## PROBLEM TO SOLVE
Reproduce the data in full, exactly.

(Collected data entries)
============================================================
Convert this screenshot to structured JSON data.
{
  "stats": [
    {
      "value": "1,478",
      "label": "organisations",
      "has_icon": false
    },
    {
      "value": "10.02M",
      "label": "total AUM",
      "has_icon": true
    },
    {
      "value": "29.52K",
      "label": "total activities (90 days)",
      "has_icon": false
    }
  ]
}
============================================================
## ANSWER SPACE
Convert this screenshot to structured JSON data.
{
  "stats": [
    {
      "value": "1,478",
      "label": "organisations",
      "has_icon": false
    },
    {
      "value": "10.02M",
      "label": "total AUM",
      "has_icon": true
    },
    {
      "value": "29.52K",
      "label": "total activities (90 days)",
      "has_icon": false
    }
  ]
}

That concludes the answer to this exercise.